PhD students : T.L. Nguyen Le (2014), S. Klaes (2017)

Collaboration : K. Rück-Braun - Institut für Chemie – TU Berlin - Germany

The design of “smart” surfaces responsive to external stimuli (light, electromagnetic field, chemical environment…) is attracting considerable interest because of their great potential for a wide field of applications (optoelectronics, bio/chem sensors, microfluidic, life science…). Within this context the anchoring of switchable organic molecules on solid surfaces opens interesting perspectives to construct active surfaces with properties tailored at molecular scale.

We are interested in the photoswitching properties of organic photochromes belonging to the family of Indolyl Fulgimide (Fig. 1a). The fulgimide groups are covalently anchored through amide linkage on “NHS activated“ acid monolayers grafted on oxide free silicon surfaces.

The open (E) and closed (C) isomers exhibit different IR absorption bands which makes possible a non destructive read-out of the photoisomerization by FTIR spectroscopy (Fig.1b). Pure monolayers with solely - open (E) or closed (C) forms – are prepared and the photocommutation is investigated by in situ monitoring the shift of the main carbonyl peak (νC=0, at 1690-1700 cm-1) under UV or Vis illumination.

The figure 1c shows that the photocommutation is reversible in between two photostationnary states PSSvis and PSSUV. A quantitative analyis of the intensity of IR bands corresponding to the NHS and/or COOH anchoring sites disappeared after the fulgimide coupling allowed to determine the initial concentration of fulgimides on the surfaces and the isomeric composition at the PSSs (Fig. 1d). Our results show that in the case of dense monolayers (1.7 1014 fulgimides/cm2) a large part of the fulgimides undergoes isomerization with only about 20% of them that are non photoactive because of steric hindrance.
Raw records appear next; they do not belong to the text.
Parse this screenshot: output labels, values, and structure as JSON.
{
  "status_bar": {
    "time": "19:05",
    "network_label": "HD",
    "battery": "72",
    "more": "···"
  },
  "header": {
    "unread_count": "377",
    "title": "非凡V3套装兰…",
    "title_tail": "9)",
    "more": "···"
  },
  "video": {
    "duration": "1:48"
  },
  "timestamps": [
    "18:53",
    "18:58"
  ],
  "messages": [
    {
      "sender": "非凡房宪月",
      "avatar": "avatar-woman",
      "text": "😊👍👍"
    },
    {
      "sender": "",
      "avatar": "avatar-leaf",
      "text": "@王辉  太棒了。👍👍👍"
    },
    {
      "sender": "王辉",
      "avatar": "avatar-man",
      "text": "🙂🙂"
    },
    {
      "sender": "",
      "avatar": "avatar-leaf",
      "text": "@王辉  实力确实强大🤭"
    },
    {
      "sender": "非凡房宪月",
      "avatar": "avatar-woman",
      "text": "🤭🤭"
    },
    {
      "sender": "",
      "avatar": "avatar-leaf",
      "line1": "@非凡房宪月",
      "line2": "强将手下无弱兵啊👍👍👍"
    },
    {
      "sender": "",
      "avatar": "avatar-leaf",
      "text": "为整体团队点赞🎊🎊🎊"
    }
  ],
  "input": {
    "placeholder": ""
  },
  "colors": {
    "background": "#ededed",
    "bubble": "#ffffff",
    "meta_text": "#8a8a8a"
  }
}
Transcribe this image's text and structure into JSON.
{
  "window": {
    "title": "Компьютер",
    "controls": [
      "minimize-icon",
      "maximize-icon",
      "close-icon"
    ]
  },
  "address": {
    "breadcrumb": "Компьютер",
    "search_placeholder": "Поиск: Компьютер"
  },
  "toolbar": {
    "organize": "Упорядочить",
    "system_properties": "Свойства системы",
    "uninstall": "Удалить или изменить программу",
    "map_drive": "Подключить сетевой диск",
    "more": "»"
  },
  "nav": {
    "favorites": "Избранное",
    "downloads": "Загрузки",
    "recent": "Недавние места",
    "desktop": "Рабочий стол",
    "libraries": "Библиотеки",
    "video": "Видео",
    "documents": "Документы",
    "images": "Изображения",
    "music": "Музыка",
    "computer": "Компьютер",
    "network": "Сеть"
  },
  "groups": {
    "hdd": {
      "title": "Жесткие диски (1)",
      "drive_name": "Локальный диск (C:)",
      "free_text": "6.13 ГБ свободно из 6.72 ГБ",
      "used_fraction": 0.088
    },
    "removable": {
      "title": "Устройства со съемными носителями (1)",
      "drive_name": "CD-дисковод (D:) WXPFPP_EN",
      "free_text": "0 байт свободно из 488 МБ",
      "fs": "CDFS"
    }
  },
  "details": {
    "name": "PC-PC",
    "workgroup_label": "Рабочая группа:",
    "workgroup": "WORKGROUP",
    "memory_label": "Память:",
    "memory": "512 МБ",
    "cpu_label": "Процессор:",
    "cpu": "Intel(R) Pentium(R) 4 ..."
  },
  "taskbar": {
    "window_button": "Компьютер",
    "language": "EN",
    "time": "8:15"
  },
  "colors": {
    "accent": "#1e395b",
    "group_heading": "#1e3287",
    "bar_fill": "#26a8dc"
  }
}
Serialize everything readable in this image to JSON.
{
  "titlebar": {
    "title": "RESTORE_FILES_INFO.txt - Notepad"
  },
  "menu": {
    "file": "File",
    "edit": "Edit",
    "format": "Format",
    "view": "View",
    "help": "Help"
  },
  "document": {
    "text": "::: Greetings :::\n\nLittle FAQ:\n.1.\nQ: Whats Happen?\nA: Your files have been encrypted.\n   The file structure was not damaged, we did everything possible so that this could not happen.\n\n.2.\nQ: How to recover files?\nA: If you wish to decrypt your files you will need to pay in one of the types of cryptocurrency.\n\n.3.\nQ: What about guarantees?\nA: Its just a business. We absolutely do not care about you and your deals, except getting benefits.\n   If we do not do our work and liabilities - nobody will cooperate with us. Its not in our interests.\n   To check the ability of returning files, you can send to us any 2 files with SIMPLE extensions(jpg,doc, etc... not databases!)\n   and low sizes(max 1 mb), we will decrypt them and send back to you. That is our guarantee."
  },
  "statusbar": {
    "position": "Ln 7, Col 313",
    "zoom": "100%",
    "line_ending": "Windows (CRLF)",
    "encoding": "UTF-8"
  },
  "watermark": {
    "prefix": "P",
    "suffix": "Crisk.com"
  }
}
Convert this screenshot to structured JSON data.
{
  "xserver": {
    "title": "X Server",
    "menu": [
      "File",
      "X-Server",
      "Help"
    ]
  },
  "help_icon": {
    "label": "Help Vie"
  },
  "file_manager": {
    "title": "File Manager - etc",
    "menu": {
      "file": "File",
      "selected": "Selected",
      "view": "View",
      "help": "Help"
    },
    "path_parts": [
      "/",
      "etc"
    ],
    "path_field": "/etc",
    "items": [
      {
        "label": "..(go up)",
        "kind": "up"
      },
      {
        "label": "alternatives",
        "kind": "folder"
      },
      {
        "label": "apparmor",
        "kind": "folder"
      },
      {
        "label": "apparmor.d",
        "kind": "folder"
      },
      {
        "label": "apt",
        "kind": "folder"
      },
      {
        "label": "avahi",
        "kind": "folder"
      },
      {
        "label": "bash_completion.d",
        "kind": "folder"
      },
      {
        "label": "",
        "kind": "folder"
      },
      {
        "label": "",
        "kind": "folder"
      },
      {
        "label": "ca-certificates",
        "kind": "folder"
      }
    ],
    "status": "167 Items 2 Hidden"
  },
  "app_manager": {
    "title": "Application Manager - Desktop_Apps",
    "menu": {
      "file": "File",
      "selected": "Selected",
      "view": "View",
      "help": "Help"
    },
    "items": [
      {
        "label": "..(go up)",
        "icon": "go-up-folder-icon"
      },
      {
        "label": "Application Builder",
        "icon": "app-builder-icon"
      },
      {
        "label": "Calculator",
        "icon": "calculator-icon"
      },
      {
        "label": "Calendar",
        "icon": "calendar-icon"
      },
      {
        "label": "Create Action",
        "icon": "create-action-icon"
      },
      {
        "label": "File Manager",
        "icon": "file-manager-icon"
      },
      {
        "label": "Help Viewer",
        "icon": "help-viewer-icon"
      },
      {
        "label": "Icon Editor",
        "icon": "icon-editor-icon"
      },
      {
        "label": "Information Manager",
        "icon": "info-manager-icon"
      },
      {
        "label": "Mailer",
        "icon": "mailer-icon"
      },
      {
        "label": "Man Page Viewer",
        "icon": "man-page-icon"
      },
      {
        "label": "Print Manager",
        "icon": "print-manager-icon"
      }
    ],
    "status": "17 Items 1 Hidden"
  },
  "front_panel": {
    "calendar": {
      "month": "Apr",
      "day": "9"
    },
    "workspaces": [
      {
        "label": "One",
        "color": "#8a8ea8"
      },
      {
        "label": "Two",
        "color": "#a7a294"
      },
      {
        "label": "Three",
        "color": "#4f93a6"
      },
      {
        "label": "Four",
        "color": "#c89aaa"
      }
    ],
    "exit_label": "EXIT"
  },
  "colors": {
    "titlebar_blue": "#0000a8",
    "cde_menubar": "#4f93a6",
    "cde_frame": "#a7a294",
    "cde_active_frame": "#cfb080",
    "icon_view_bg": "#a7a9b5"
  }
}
A full commutation is observed when the fulgimide density is below the maximum compactness.

Figure 1 : (a) Structures and UV-Vis isomerisation of Indolyl fulgimide compounds. (b) IR specta of pure monolayers with solely C-isomers (blue plot) or E-isomers (red plot). (c ) Variation of the composition of a pure C monolayer over successive Vis/UV illumination sequences. The black and red dots give respectively the concentration of closed-forms (C) and open-forms (E+Z). (d) Isomeric compostion at the two photostationnary states PSSvis (odd cycles) and PSSUV (even cycles).

Publication :

 C. Henry de Villeneuve, F. Michalik, J.-N. Chazalviel, K. Rück-Braun, and P. Allongue, "Quantitative IR Readout of Fulgimide Monolayer Switching on Si(111) Surfaces," Advanced Materials 25 (3), 416-421 (2013)